Excerpts from an interface dataset:
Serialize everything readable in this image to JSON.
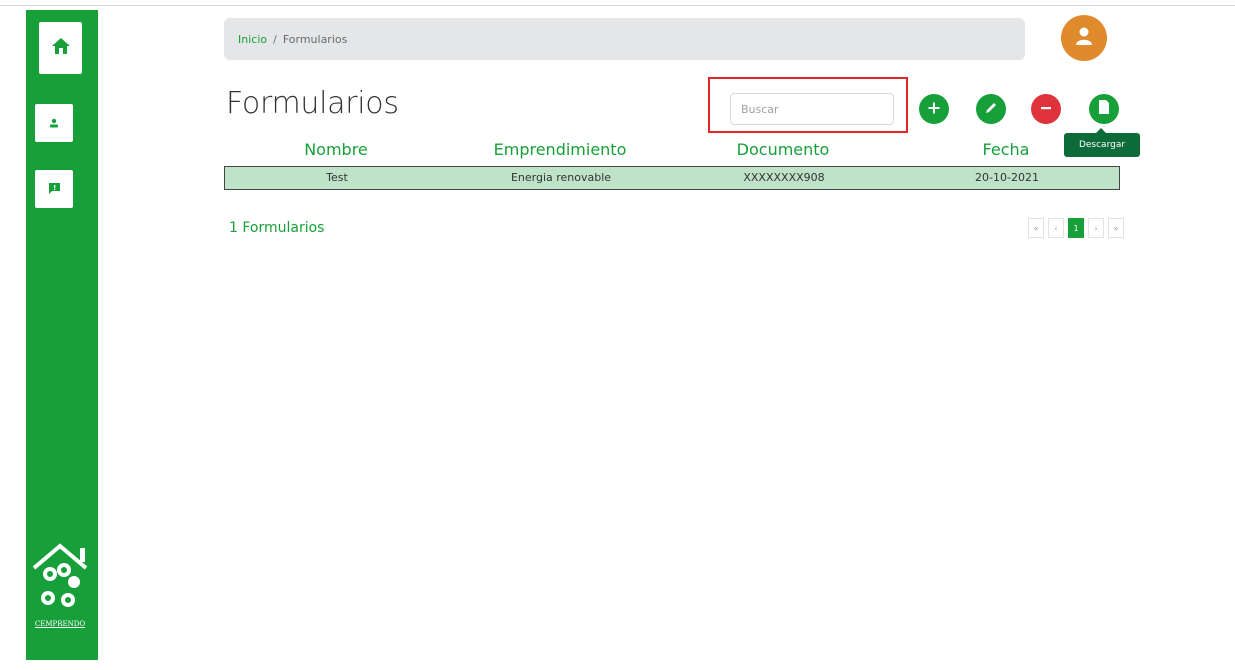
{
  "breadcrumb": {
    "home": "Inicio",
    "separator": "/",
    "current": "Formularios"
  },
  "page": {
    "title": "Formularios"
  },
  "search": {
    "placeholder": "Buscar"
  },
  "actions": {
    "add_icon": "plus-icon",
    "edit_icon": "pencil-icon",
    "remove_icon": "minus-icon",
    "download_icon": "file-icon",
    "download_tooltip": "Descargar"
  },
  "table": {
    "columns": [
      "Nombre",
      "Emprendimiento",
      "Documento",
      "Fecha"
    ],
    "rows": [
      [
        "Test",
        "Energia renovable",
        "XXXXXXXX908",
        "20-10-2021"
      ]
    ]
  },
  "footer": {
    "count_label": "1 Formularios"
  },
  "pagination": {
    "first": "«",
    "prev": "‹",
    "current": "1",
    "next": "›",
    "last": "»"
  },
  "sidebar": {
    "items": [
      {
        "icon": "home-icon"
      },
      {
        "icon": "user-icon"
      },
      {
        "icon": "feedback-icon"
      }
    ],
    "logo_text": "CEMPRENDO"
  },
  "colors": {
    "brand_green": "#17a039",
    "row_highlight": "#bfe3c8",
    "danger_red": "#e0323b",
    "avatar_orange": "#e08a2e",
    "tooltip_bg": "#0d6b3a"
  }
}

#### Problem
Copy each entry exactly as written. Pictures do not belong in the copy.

#### Solution to the exercise
Serialize everything readable in this image to JSON.
{
  "breadcrumb": {
    "home": "Inicio",
    "separator": "/",
    "current": "Formularios"
  },
  "page": {
    "title": "Formularios"
  },
  "search": {
    "placeholder": "Buscar"
  },
  "actions": {
    "add_icon": "plus-icon",
    "edit_icon": "pencil-icon",
    "remove_icon": "minus-icon",
    "download_icon": "file-icon",
    "download_tooltip": "Descargar"
  },
  "table": {
    "columns": [
      "Nombre",
      "Emprendimiento",
      "Documento",
      "Fecha"
    ],
    "rows": [
      [
        "Test",
        "Energia renovable",
        "XXXXXXXX908",
        "20-10-2021"
      ]
    ]
  },
  "footer": {
    "count_label": "1 Formularios"
  },
  "pagination": {
    "first": "«",
    "prev": "‹",
    "current": "1",
    "next": "›",
    "last": "»"
  },
  "sidebar": {
    "items": [
      {
        "icon": "home-icon"
      },
      {
        "icon": "user-icon"
      },
      {
        "icon": "feedback-icon"
      }
    ],
    "logo_text": "CEMPRENDO"
  },
  "colors": {
    "brand_green": "#17a039",
    "row_highlight": "#bfe3c8",
    "danger_red": "#e0323b",
    "avatar_orange": "#e08a2e",
    "tooltip_bg": "#0d6b3a"
  }
}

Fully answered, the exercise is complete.